The company, Uber, would subsist in "more innovation-friendly cities" like Boston and Toronto, its chief executive said in 2012. Its six-week, legally questionable stint inside New York City's yellow cabs, which had allowed drivers and passengers to find each other with the touch of a phone, was over.
But more than 18 months later, with the technology now approved by city officials and accepted by riders, it seems the relationship has been consummated in earnest.
A top official at the Taxi and Limousine Commission, Ashwini Chhabra, is leaving for Uber, he said on Monday, becoming the company's first head of policy development and community engagement.
The move comes days after the commission approved an extension of a pilot program for street-hailing smartphone apps, including Hailo and Taxi Magic.
Though some city and industry officials have previously expressed concerns about the technology's growth, questioning whether those without cellphones might find themselves with unequal taxi access, a report from the taxi commission last week said the apps had been a success.

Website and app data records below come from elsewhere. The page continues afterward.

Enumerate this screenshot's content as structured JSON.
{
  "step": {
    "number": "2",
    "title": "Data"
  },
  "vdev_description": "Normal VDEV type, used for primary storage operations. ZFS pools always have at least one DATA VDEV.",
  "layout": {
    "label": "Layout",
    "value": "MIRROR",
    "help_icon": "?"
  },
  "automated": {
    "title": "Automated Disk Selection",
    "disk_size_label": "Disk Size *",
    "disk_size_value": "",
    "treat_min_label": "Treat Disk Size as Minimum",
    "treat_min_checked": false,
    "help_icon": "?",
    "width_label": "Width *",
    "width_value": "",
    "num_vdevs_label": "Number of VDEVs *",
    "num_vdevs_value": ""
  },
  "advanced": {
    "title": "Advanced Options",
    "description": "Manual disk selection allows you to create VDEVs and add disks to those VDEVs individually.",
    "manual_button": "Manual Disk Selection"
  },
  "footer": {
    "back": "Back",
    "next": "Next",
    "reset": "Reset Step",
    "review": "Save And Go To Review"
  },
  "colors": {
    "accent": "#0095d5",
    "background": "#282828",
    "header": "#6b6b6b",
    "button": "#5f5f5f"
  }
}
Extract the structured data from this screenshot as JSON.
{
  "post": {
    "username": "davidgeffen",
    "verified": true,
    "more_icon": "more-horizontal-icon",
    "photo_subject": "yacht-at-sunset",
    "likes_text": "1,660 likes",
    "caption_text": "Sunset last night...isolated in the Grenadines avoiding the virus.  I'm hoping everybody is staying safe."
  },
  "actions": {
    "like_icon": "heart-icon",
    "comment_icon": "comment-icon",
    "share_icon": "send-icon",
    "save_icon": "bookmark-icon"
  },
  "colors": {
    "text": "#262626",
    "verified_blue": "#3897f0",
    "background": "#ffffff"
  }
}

Both drivers and passengers have cited the apps' value when they find themselves in neighborhoods outside of central Manhattan, where street-hail service is less common.
Those in the black and livery car industries had complained that the apps would undercut their business. But according to the commission's review, so-called e-hails accounted for less than one in every 200 yellow-cab pickups, suggesting that any effect on the finances of the for-hire vehicle business has been limited.
During his tenure as deputy commissioner for policy and planning, Mr. Chhabra said, the agency did not always progress as quickly as he would have liked on smartphone apps.
"I won't say that at New York TLC, we always got it right," he said. "Regulators often move slower than entrepreneurs."
— By Matt Flegenheimer, The New York Times